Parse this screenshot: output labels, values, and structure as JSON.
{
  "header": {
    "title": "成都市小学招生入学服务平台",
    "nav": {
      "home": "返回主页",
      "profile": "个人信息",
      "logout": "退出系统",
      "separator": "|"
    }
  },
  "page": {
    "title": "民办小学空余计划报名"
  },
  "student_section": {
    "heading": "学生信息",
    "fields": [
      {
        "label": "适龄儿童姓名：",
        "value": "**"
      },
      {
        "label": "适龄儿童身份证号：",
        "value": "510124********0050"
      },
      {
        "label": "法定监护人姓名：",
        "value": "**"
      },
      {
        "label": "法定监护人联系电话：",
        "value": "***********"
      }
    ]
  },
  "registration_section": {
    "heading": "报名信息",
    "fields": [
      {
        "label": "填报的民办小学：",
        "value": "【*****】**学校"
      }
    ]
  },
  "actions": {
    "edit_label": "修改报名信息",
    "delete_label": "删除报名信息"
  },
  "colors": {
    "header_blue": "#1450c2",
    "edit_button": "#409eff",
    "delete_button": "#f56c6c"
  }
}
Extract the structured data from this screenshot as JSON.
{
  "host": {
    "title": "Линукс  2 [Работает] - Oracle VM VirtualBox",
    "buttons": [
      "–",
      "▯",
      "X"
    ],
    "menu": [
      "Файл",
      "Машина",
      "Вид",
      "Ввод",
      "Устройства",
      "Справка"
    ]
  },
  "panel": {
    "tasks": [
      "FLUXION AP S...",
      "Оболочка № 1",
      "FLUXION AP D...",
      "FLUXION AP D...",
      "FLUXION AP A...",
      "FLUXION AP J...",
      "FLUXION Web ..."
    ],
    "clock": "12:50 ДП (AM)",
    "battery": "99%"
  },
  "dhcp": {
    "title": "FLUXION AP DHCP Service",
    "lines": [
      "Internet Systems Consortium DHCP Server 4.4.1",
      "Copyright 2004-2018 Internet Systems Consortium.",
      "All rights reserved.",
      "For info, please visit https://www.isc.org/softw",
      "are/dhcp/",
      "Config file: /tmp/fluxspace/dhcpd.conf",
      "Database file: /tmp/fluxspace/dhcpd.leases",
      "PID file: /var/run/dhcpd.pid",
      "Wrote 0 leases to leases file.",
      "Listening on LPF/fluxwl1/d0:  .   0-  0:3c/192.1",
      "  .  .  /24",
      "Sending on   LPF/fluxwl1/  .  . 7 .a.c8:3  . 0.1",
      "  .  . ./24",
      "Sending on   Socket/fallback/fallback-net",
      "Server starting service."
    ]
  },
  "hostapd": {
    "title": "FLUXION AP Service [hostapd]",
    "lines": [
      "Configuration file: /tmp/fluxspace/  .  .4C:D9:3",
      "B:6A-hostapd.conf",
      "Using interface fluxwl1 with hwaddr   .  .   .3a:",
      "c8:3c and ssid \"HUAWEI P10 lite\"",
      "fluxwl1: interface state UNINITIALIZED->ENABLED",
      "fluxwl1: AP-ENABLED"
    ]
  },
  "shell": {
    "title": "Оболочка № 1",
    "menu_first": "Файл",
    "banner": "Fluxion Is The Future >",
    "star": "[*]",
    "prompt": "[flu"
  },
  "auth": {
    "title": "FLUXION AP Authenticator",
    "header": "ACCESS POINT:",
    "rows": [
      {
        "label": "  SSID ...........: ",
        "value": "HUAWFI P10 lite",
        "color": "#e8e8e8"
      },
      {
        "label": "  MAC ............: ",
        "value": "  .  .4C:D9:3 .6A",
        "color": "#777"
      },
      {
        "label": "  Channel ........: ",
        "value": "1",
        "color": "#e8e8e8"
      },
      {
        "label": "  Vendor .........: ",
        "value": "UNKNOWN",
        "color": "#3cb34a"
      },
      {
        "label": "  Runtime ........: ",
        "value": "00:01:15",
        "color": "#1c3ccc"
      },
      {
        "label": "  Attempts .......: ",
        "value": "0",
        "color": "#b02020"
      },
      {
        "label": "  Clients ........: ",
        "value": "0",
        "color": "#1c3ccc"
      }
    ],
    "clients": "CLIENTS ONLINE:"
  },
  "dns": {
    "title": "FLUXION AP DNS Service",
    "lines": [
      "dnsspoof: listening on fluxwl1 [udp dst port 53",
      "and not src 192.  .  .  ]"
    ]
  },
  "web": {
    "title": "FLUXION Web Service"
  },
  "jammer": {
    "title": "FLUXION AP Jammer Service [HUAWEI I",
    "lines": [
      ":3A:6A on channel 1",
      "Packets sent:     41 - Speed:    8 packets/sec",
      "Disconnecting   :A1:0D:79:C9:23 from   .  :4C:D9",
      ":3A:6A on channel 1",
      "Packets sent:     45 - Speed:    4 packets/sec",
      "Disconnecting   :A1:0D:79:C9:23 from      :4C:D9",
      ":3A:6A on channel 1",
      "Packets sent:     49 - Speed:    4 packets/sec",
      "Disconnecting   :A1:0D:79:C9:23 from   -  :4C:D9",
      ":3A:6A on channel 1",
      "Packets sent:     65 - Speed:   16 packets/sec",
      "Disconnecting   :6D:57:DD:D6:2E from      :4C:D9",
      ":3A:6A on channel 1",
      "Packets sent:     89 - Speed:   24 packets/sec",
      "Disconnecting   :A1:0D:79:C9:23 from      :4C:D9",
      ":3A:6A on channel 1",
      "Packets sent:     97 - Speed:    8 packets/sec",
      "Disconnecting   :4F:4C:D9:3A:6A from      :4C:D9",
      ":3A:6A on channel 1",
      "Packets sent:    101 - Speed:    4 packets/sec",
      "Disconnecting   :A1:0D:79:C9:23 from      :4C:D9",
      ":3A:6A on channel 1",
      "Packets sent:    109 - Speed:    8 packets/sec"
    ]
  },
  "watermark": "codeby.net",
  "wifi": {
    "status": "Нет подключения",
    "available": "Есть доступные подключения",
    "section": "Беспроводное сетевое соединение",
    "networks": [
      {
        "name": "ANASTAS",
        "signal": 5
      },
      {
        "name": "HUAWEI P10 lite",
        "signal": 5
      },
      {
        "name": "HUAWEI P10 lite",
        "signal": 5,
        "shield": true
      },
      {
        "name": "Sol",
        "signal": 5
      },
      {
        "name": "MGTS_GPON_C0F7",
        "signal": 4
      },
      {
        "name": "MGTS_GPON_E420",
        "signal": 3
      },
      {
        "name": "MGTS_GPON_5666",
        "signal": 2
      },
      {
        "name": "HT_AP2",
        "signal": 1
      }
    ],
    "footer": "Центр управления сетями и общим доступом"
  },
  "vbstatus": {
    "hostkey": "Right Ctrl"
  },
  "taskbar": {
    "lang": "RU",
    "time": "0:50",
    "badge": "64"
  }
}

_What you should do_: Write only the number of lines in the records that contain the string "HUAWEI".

_Exercise output_: 4